Task brief: Please give the entries again in full and exactly, without any picture.

Input data:
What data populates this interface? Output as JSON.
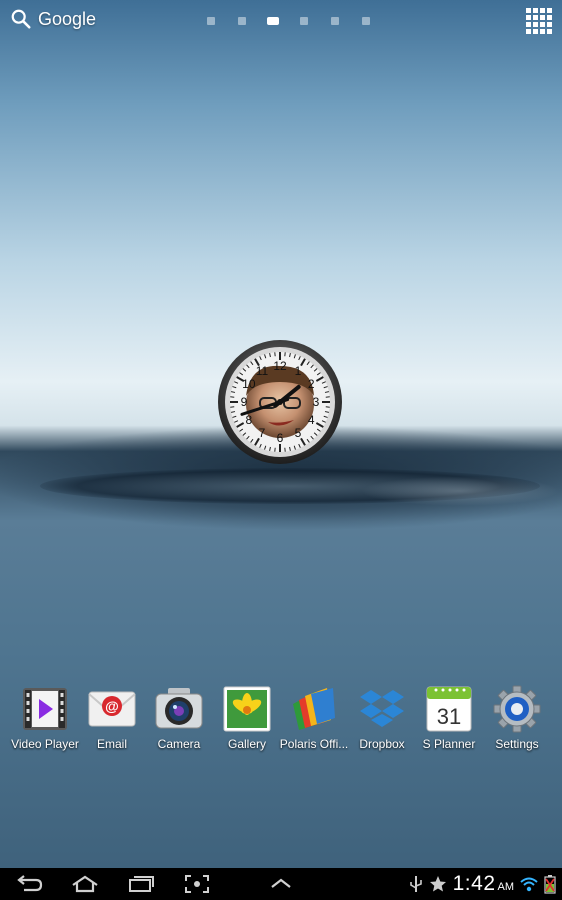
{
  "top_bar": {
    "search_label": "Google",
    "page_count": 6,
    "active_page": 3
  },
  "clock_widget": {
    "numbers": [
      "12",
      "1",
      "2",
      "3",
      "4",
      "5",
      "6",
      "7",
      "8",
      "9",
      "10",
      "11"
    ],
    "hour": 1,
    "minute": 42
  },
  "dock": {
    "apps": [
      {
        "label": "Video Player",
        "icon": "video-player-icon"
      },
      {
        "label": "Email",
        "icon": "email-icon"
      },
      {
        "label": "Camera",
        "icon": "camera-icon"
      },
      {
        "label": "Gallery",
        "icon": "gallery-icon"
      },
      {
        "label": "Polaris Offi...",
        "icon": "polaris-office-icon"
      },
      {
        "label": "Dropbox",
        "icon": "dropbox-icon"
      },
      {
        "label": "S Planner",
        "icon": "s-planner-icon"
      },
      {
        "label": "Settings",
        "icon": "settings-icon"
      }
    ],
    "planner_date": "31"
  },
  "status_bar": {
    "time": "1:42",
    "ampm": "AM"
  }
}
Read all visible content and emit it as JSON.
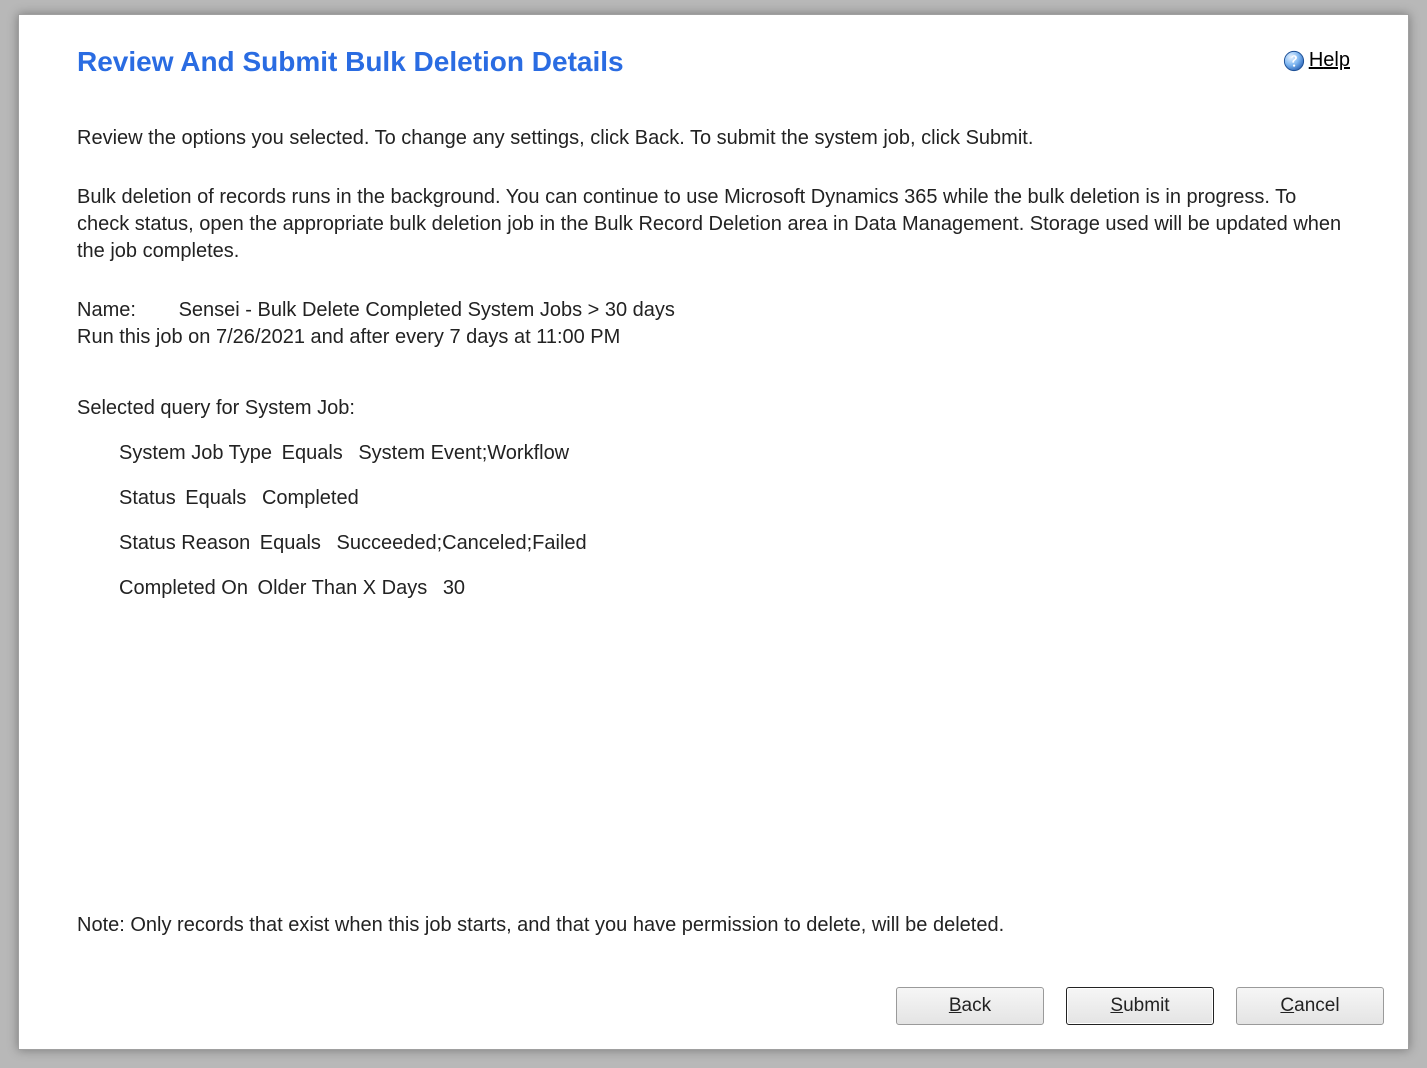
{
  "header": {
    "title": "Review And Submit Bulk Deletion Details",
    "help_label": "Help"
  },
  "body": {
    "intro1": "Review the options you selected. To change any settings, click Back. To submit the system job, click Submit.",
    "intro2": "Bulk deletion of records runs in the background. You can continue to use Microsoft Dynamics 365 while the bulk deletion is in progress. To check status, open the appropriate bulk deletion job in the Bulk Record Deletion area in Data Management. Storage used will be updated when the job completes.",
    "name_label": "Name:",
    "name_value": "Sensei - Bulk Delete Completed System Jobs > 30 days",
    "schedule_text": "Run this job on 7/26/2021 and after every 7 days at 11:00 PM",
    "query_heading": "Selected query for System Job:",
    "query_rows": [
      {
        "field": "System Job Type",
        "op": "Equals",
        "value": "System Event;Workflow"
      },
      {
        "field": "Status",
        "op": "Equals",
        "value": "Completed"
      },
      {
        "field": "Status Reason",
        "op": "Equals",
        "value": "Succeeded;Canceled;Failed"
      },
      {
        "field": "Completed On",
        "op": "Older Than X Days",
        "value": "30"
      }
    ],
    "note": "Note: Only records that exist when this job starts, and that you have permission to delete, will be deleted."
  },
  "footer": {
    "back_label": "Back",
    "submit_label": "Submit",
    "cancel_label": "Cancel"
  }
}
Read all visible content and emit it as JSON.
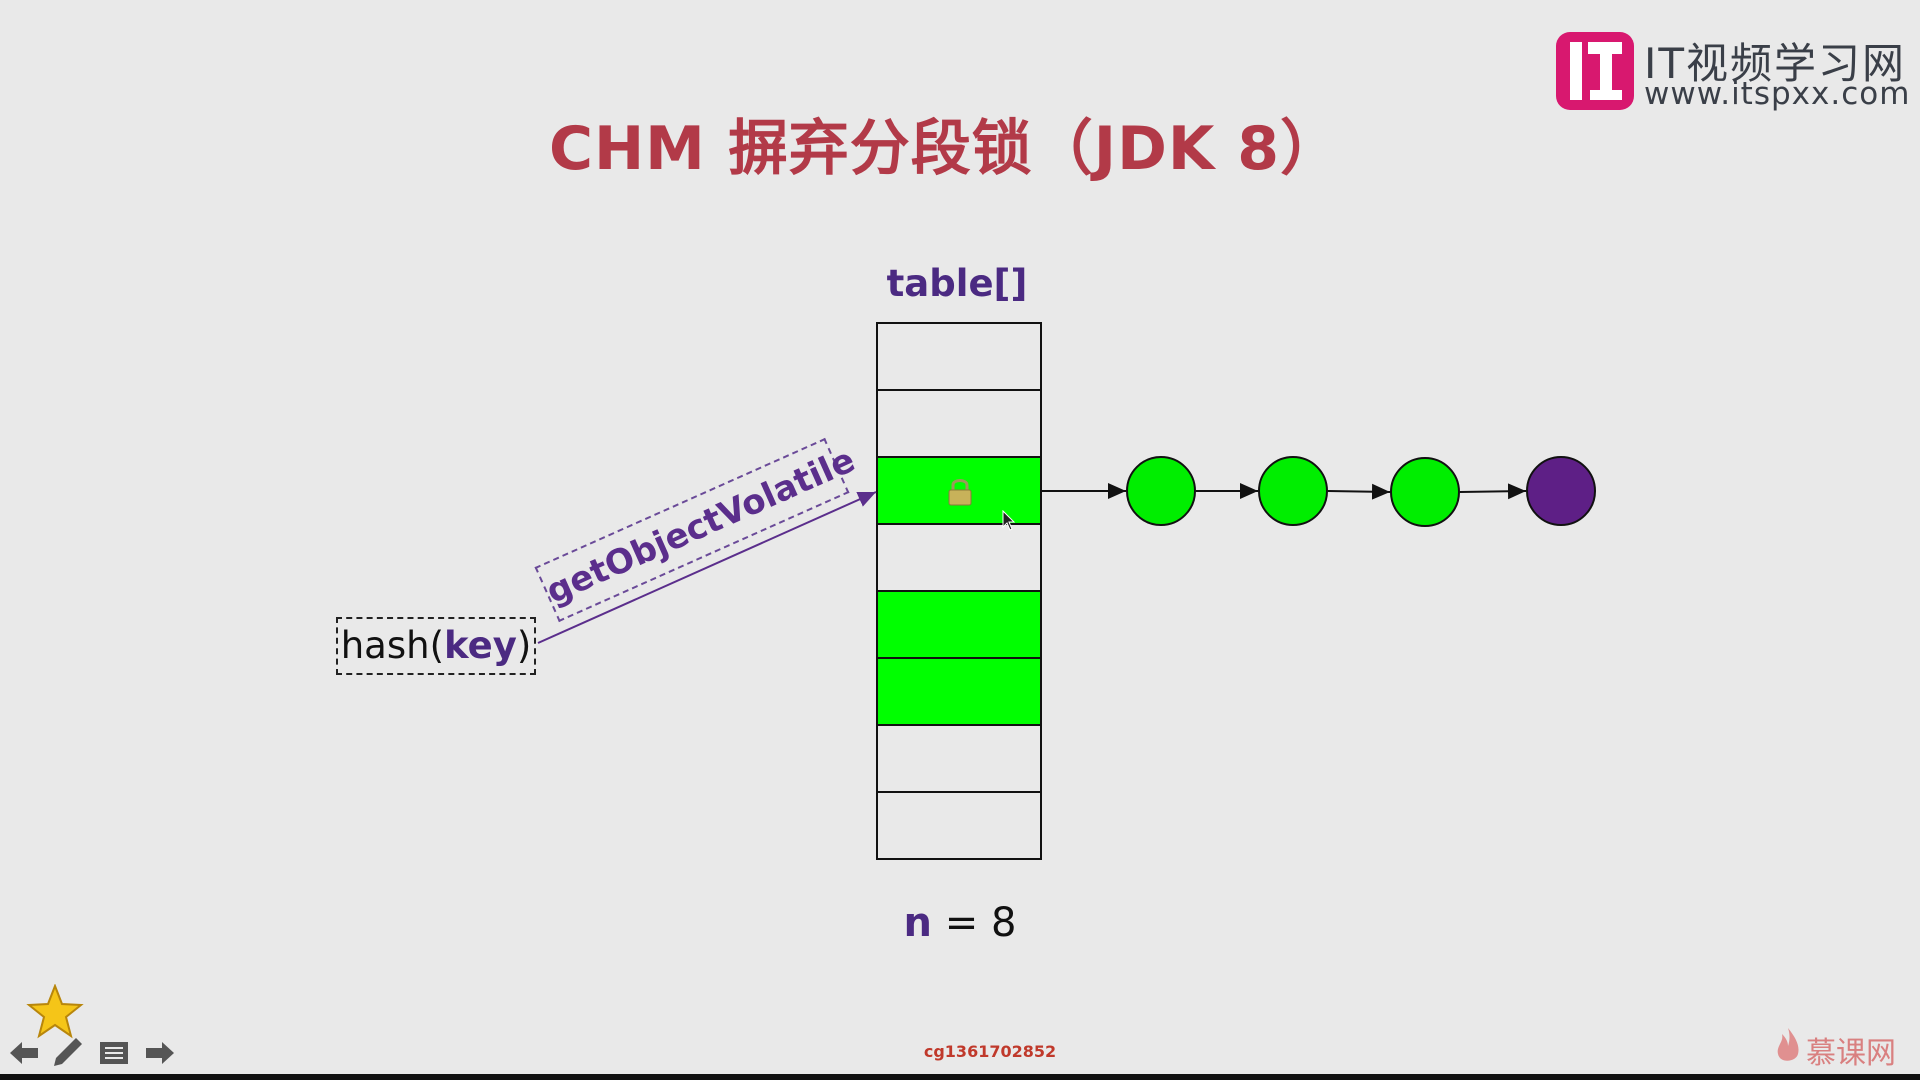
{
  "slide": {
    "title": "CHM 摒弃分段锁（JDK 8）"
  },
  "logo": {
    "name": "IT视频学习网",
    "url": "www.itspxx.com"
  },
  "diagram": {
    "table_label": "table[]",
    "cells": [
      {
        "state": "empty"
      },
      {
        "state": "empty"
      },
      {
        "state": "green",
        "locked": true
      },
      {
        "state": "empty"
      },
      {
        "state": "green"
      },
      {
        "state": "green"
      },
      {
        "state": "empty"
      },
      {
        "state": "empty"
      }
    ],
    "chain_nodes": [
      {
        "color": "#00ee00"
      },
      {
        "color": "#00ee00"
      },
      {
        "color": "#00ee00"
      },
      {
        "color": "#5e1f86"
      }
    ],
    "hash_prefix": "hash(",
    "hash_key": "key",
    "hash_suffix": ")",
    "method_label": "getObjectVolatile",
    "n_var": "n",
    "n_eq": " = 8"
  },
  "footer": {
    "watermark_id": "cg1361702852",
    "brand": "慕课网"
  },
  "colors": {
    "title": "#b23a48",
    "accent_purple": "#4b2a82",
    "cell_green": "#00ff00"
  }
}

Answer to this problem:
What data populates this interface? Output as JSON.
{
  "top_bar": {
    "search_label": "Google",
    "page_count": 6,
    "active_page": 3
  },
  "clock_widget": {
    "numbers": [
      "12",
      "1",
      "2",
      "3",
      "4",
      "5",
      "6",
      "7",
      "8",
      "9",
      "10",
      "11"
    ],
    "hour": 1,
    "minute": 42
  },
  "dock": {
    "apps": [
      {
        "label": "Video Player",
        "icon": "video-player-icon"
      },
      {
        "label": "Email",
        "icon": "email-icon"
      },
      {
        "label": "Camera",
        "icon": "camera-icon"
      },
      {
        "label": "Gallery",
        "icon": "gallery-icon"
      },
      {
        "label": "Polaris Offi...",
        "icon": "polaris-office-icon"
      },
      {
        "label": "Dropbox",
        "icon": "dropbox-icon"
      },
      {
        "label": "S Planner",
        "icon": "s-planner-icon"
      },
      {
        "label": "Settings",
        "icon": "settings-icon"
      }
    ],
    "planner_date": "31"
  },
  "status_bar": {
    "time": "1:42",
    "ampm": "AM"
  }
}
Read all visible content and emit it as JSON.
{
  "header": {
    "title": "Review And Submit Bulk Deletion Details",
    "help_label": "Help"
  },
  "body": {
    "intro1": "Review the options you selected. To change any settings, click Back. To submit the system job, click Submit.",
    "intro2": "Bulk deletion of records runs in the background. You can continue to use Microsoft Dynamics 365 while the bulk deletion is in progress. To check status, open the appropriate bulk deletion job in the Bulk Record Deletion area in Data Management. Storage used will be updated when the job completes.",
    "name_label": "Name:",
    "name_value": "Sensei - Bulk Delete Completed System Jobs > 30 days",
    "schedule_text": "Run this job on 7/26/2021 and after every 7 days at 11:00 PM",
    "query_heading": "Selected query for System Job:",
    "query_rows": [
      {
        "field": "System Job Type",
        "op": "Equals",
        "value": "System Event;Workflow"
      },
      {
        "field": "Status",
        "op": "Equals",
        "value": "Completed"
      },
      {
        "field": "Status Reason",
        "op": "Equals",
        "value": "Succeeded;Canceled;Failed"
      },
      {
        "field": "Completed On",
        "op": "Older Than X Days",
        "value": "30"
      }
    ],
    "note": "Note: Only records that exist when this job starts, and that you have permission to delete, will be deleted."
  },
  "footer": {
    "back_label": "Back",
    "submit_label": "Submit",
    "cancel_label": "Cancel"
  }
}
Read all visible content and emit it as JSON.
{
  "slide": {
    "title": "CHM 摒弃分段锁（JDK 8）"
  },
  "logo": {
    "name": "IT视频学习网",
    "url": "www.itspxx.com"
  },
  "diagram": {
    "table_label": "table[]",
    "cells": [
      {
        "state": "empty"
      },
      {
        "state": "empty"
      },
      {
        "state": "green",
        "locked": true
      },
      {
        "state": "empty"
      },
      {
        "state": "green"
      },
      {
        "state": "green"
      },
      {
        "state": "empty"
      },
      {
        "state": "empty"
      }
    ],
    "chain_nodes": [
      {
        "color": "#00ee00"
      },
      {
        "color": "#00ee00"
      },
      {
        "color": "#00ee00"
      },
      {
        "color": "#5e1f86"
      }
    ],
    "hash_prefix": "hash(",
    "hash_key": "key",
    "hash_suffix": ")",
    "method_label": "getObjectVolatile",
    "n_var": "n",
    "n_eq": " = 8"
  },
  "footer": {
    "watermark_id": "cg1361702852",
    "brand": "慕课网"
  },
  "colors": {
    "title": "#b23a48",
    "accent_purple": "#4b2a82",
    "cell_green": "#00ff00"
  }
}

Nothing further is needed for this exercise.